For a while, interest in the Dewey drama seemed to be flagging (at least according to our traffic statistics). But lately it has revived, thanks to the recent criminal charges against the firm’s former leaders, plus the arrival on the scene of Zachary Warren — a total Dewey & LaBoeuf-Cake.

Interest in Zach Warren has been keen — and not just because of his good looks. His tale seems to resonate with Above the Law readers because, as Matt Kaiser recently noted, “he seems like one of us.” Although Above the Law’s readership is expanding, with more than a million unique visitors a month, it’s still fair to say that a young lawyer, recently graduated from a top law school, is within ATL’s demographic sweet spot.

Over the past few days, we’ve learned more about Zachary Warren. Dewey want to share this knowledge with you? Of course we do….

double red triangle arrows Continue reading “What Else Dewey Know About Zachary Warren?”

* Lawyers from top New York City firms like Skadden, Proskauer, Stikeman, Weil Gotshal, Kaye Scholer, and Bailey Duquette took to the ice to compete for the Lawyers’ Cup. The team with Canadian imports won, obviously. [Forbes]

* Andre Bouchard was nominated to replace Judge Leo Strine as Chancellor of the Delaware Court of Chancery. We can only hope he’ll be as outspoken as his predecessor. [WSJ Law Blog (sub. req.)]

* UNC Law has been receiving fewer applications, and perhaps that’s the reason why its acceptance rates have gone up, up, up — from 36 percent to 45 percent — in the last year alone. Yikes. [Daily Tar Heel]

* A woman alleges her Uber driver “fondled [her] legs, groin area and breasts” as she tried to give him directions. That extra customer service is what makes it cost more during peak times. [Chicago Tribune]
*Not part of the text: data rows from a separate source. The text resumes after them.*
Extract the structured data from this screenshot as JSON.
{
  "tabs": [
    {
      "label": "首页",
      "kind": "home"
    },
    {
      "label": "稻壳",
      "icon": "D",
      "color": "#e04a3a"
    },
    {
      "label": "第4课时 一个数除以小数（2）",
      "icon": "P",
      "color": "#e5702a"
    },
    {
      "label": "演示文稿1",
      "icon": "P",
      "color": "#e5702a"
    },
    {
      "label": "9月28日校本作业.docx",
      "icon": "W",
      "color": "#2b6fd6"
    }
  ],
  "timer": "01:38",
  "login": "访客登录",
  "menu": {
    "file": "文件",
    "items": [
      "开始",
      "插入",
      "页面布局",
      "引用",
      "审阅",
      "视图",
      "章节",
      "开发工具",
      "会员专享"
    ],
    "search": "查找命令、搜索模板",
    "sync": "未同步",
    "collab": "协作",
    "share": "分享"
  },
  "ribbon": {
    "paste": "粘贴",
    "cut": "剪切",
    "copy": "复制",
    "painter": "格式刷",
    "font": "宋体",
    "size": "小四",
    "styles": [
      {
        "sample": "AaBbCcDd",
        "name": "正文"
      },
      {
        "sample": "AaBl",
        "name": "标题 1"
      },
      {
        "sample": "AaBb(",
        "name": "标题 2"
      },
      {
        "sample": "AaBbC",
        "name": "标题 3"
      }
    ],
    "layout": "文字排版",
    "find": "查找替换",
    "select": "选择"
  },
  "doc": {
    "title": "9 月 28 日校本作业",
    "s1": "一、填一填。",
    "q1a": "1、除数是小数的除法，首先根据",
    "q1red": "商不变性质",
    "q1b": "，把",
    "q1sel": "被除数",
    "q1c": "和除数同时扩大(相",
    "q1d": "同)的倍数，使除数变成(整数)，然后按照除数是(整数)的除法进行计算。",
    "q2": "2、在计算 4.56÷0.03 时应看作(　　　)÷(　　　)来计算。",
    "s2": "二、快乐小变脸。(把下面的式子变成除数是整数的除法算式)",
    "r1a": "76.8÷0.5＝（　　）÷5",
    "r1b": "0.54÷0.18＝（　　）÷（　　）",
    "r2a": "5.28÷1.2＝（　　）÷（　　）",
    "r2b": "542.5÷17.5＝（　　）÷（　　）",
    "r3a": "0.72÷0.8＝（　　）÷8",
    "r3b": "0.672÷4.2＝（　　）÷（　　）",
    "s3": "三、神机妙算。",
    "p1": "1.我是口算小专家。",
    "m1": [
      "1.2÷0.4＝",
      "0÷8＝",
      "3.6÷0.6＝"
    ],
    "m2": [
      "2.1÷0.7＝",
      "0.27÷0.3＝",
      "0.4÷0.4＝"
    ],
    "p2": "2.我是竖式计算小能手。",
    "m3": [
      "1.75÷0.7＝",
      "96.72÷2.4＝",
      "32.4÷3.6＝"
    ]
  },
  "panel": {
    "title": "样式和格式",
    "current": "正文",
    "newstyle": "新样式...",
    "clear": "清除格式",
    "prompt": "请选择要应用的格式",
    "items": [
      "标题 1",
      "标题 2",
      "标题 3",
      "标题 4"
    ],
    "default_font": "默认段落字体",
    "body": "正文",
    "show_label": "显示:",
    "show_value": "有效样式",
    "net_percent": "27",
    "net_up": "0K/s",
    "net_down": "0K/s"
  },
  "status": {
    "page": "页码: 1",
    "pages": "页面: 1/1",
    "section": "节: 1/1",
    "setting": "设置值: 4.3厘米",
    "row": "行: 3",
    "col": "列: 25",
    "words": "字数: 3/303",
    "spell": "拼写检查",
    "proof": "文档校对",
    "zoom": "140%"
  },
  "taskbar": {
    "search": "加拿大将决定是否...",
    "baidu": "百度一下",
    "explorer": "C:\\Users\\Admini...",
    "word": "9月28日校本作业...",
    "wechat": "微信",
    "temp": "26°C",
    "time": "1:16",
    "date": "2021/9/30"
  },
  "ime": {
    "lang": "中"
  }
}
* A watch repairman was so pissed about this Yelp review he sicced his lawyer on the man who handed out the two-star report. Of course his lawyer’s one-paragraph demand letter barely makes sense. [Gawker]

I think you really have to bust your butt.

Eric Bernsen, patent counsel at Knobbe Martens, recalling the hard work that was necessary to get a job at a respected firm after law school. Bernsen graduated magna cum laude from Thomas Jefferson School of Law in 2012.

Page 6 of 4291...2345678910...429